(Entries from a dataset of interfaces)

== == ==

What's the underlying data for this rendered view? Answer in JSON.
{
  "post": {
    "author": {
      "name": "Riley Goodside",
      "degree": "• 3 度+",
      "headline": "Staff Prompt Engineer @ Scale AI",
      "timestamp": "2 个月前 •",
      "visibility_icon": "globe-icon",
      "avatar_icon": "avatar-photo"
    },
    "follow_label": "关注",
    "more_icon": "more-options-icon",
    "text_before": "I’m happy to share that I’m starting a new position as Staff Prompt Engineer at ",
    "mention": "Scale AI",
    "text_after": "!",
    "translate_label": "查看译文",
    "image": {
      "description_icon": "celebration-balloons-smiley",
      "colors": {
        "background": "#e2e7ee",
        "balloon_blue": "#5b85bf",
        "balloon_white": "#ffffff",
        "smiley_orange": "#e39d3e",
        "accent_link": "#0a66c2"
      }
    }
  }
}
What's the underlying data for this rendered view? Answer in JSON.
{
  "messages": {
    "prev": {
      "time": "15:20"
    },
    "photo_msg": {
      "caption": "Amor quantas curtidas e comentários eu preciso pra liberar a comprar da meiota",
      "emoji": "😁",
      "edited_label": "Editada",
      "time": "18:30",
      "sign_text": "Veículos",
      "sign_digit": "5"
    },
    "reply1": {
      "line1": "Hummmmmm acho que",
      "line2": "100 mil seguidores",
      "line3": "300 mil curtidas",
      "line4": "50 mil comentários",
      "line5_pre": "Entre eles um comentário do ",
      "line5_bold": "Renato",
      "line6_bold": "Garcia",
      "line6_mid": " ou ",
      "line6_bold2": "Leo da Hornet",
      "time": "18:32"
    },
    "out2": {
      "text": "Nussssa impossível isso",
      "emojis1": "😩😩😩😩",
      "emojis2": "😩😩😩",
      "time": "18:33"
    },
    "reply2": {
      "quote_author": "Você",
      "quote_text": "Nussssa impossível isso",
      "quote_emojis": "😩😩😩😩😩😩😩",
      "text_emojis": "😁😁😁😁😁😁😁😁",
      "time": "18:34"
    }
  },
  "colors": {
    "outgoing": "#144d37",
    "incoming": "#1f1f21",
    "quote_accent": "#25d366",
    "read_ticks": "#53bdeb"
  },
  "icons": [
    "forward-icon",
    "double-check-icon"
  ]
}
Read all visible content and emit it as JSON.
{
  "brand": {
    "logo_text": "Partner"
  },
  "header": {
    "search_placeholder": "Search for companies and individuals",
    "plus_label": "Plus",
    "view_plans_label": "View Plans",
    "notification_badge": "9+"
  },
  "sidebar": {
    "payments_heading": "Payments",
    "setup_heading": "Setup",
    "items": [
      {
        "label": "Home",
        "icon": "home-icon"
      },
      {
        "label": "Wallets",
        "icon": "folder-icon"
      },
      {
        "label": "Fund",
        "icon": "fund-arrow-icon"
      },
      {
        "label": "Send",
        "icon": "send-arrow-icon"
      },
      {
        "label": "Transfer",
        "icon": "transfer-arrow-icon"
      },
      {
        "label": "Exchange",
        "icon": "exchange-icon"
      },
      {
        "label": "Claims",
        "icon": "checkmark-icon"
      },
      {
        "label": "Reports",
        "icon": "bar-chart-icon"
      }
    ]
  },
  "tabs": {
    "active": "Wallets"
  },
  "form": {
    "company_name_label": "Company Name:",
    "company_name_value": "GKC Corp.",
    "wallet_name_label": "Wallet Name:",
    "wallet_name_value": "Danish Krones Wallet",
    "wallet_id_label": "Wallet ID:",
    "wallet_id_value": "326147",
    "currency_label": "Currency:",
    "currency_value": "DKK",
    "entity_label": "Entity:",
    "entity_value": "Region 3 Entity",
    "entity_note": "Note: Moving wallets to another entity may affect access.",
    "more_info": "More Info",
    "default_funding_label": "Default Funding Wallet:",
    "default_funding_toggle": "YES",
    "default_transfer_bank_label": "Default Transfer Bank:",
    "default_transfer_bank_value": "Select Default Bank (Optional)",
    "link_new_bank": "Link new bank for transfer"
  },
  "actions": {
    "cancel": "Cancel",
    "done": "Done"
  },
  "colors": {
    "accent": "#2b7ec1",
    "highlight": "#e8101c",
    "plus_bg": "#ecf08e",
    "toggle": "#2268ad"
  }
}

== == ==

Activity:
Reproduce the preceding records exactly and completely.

Answer to this problem:
What's the underlying data for this rendered view? Answer in JSON.
{
  "post": {
    "author": {
      "name": "Riley Goodside",
      "degree": "• 3 度+",
      "headline": "Staff Prompt Engineer @ Scale AI",
      "timestamp": "2 个月前 •",
      "visibility_icon": "globe-icon",
      "avatar_icon": "avatar-photo"
    },
    "follow_label": "关注",
    "more_icon": "more-options-icon",
    "text_before": "I’m happy to share that I’m starting a new position as Staff Prompt Engineer at ",
    "mention": "Scale AI",
    "text_after": "!",
    "translate_label": "查看译文",
    "image": {
      "description_icon": "celebration-balloons-smiley",
      "colors": {
        "background": "#e2e7ee",
        "balloon_blue": "#5b85bf",
        "balloon_white": "#ffffff",
        "smiley_orange": "#e39d3e",
        "accent_link": "#0a66c2"
      }
    }
  }
}
What's the underlying data for this rendered view? Answer in JSON.
{
  "messages": {
    "prev": {
      "time": "15:20"
    },
    "photo_msg": {
      "caption": "Amor quantas curtidas e comentários eu preciso pra liberar a comprar da meiota",
      "emoji": "😁",
      "edited_label": "Editada",
      "time": "18:30",
      "sign_text": "Veículos",
      "sign_digit": "5"
    },
    "reply1": {
      "line1": "Hummmmmm acho que",
      "line2": "100 mil seguidores",
      "line3": "300 mil curtidas",
      "line4": "50 mil comentários",
      "line5_pre": "Entre eles um comentário do ",
      "line5_bold": "Renato",
      "line6_bold": "Garcia",
      "line6_mid": " ou ",
      "line6_bold2": "Leo da Hornet",
      "time": "18:32"
    },
    "out2": {
      "text": "Nussssa impossível isso",
      "emojis1": "😩😩😩😩",
      "emojis2": "😩😩😩",
      "time": "18:33"
    },
    "reply2": {
      "quote_author": "Você",
      "quote_text": "Nussssa impossível isso",
      "quote_emojis": "😩😩😩😩😩😩😩",
      "text_emojis": "😁😁😁😁😁😁😁😁",
      "time": "18:34"
    }
  },
  "colors": {
    "outgoing": "#144d37",
    "incoming": "#1f1f21",
    "quote_accent": "#25d366",
    "read_ticks": "#53bdeb"
  },
  "icons": [
    "forward-icon",
    "double-check-icon"
  ]
}
Read all visible content and emit it as JSON.
{
  "brand": {
    "logo_text": "Partner"
  },
  "header": {
    "search_placeholder": "Search for companies and individuals",
    "plus_label": "Plus",
    "view_plans_label": "View Plans",
    "notification_badge": "9+"
  },
  "sidebar": {
    "payments_heading": "Payments",
    "setup_heading": "Setup",
    "items": [
      {
        "label": "Home",
        "icon": "home-icon"
      },
      {
        "label": "Wallets",
        "icon": "folder-icon"
      },
      {
        "label": "Fund",
        "icon": "fund-arrow-icon"
      },
      {
        "label": "Send",
        "icon": "send-arrow-icon"
      },
      {
        "label": "Transfer",
        "icon": "transfer-arrow-icon"
      },
      {
        "label": "Exchange",
        "icon": "exchange-icon"
      },
      {
        "label": "Claims",
        "icon": "checkmark-icon"
      },
      {
        "label": "Reports",
        "icon": "bar-chart-icon"
      }
    ]
  },
  "tabs": {
    "active": "Wallets"
  },
  "form": {
    "company_name_label": "Company Name:",
    "company_name_value": "GKC Corp.",
    "wallet_name_label": "Wallet Name:",
    "wallet_name_value": "Danish Krones Wallet",
    "wallet_id_label": "Wallet ID:",
    "wallet_id_value": "326147",
    "currency_label": "Currency:",
    "currency_value": "DKK",
    "entity_label": "Entity:",
    "entity_value": "Region 3 Entity",
    "entity_note": "Note: Moving wallets to another entity may affect access.",
    "more_info": "More Info",
    "default_funding_label": "Default Funding Wallet:",
    "default_funding_toggle": "YES",
    "default_transfer_bank_label": "Default Transfer Bank:",
    "default_transfer_bank_value": "Select Default Bank (Optional)",
    "link_new_bank": "Link new bank for transfer"
  },
  "actions": {
    "cancel": "Cancel",
    "done": "Done"
  },
  "colors": {
    "accent": "#2b7ec1",
    "highlight": "#e8101c",
    "plus_bg": "#ecf08e",
    "toggle": "#2268ad"
  }
}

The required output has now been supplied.